**Your assignment**
Below are some entries. Work out how many of their lines hold the word "фигуры", and write that number alone.

(Web page and app entries)
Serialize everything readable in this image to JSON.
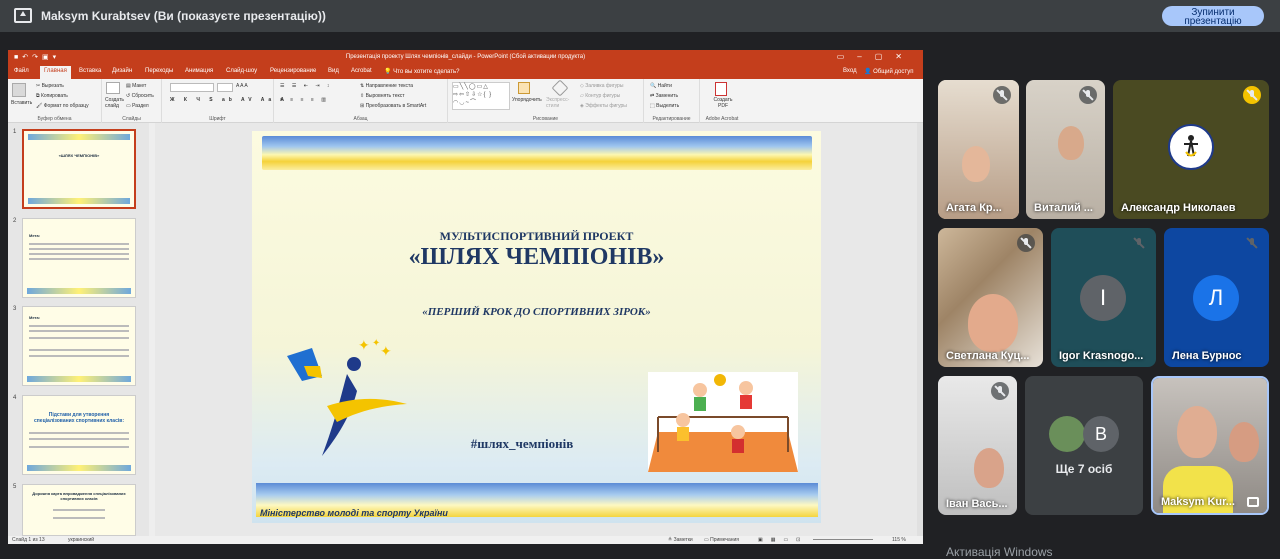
{
  "meet": {
    "title": "Maksym Kurabtsev (Ви (показуєте презентацію))",
    "stop_button_line1": "Зупинити",
    "stop_button_line2": "презентацію",
    "watermark": "Активація Windows"
  },
  "ppt": {
    "window_title": "Презентація проекту Шлях чемпіонів_слайди - PowerPoint (Сбой активации продукта)",
    "sign_in": "Вход",
    "share": "Общий доступ",
    "tabs": [
      "Файл",
      "Главная",
      "Вставка",
      "Дизайн",
      "Переходы",
      "Анимация",
      "Слайд-шоу",
      "Рецензирование",
      "Вид",
      "Acrobat"
    ],
    "search_placeholder": "Что вы хотите сделать?",
    "ribbon": {
      "paste": "Вставить",
      "cut": "Вырезать",
      "copy": "Копировать",
      "format_painter": "Формат по образцу",
      "clipboard": "Буфер обмена",
      "new_slide": "Создать слайд",
      "layout": "Макет",
      "reset": "Сбросить",
      "section": "Раздел",
      "slides": "Слайды",
      "font": "Шрифт",
      "text_direction": "Направление текста",
      "align_text": "Выровнять текст",
      "convert_smartart": "Преобразовать в SmartArt",
      "paragraph": "Абзац",
      "arrange": "Упорядочить",
      "quick_styles": "Экспресс-стили",
      "shape_fill": "Заливка фигуры",
      "shape_outline": "Контур фигуры",
      "shape_effects": "Эффекты фигуры",
      "drawing": "Рисование",
      "find": "Найти",
      "replace": "Заменить",
      "select": "Выделить",
      "editing": "Редактирование",
      "create_pdf": "Создать PDF",
      "adobe_acrobat": "Adobe Acrobat"
    },
    "thumb_numbers": [
      "1",
      "2",
      "3",
      "4",
      "5"
    ],
    "thumb_titles": [
      "«ШЛЯХ ЧЕМПІОНІВ»",
      "Мета:",
      "Мета:",
      "Підстави для утворення спеціалізованих спортивних класів:",
      "Дорожня карта впровадження спеціалізованих спортивних класів"
    ],
    "slide": {
      "subtitle": "МУЛЬТИСПОРТИВНИЙ ПРОЕКТ",
      "title": "«ШЛЯХ ЧЕМПІОНІВ»",
      "quote": "«ПЕРШИЙ КРОК  ДО  СПОРТИВНИХ ЗІРОК»",
      "hashtag": "#шлях_чемпіонів",
      "ministry": "Міністерство молоді та спорту України"
    },
    "status": {
      "slide_of": "Слайд 1 из 13",
      "language": "украинский",
      "notes": "Заметки",
      "comments": "Примечания",
      "zoom": "115 %"
    }
  },
  "participants": [
    {
      "name": "Агата Кр...",
      "muted": true
    },
    {
      "name": "Виталий ...",
      "muted": true
    },
    {
      "name": "Александр Николаев",
      "muted": true
    },
    {
      "name": "Светлана Куц...",
      "muted": true
    },
    {
      "name": "Igor Krasnogo...",
      "muted": true,
      "initial": "I"
    },
    {
      "name": "Лена Бурнос",
      "muted": true,
      "initial": "Л"
    },
    {
      "name": "Іван Вась...",
      "muted": true
    },
    {
      "name": "Ще 7 осіб",
      "initial": "В"
    },
    {
      "name": "Maksym Kur...",
      "muted": false
    }
  ],
  "colors": {
    "ppt_red": "#c43e1c",
    "meet_bg": "#202124",
    "tile_bg": "#3c4043",
    "avatar_blue": "#1a73e8",
    "avatar_grey": "#5f6368"
  }
}
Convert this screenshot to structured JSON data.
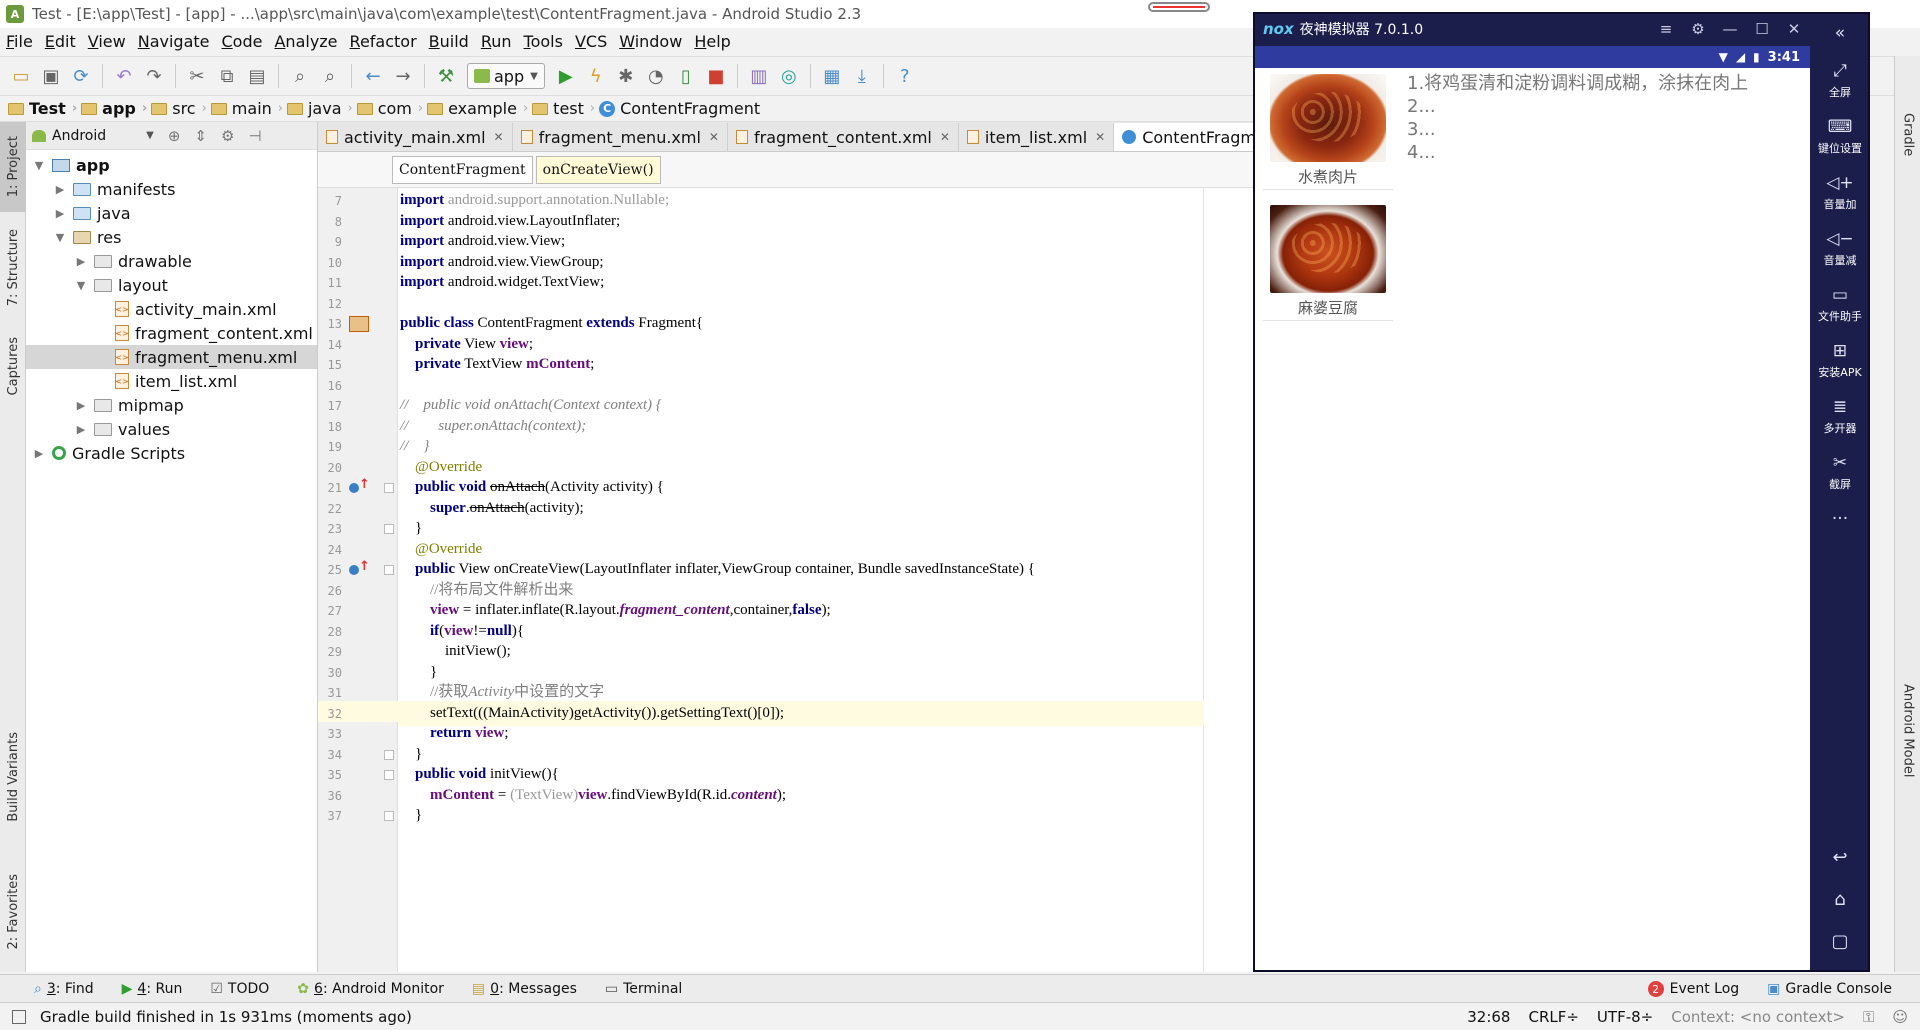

**Written answer**
3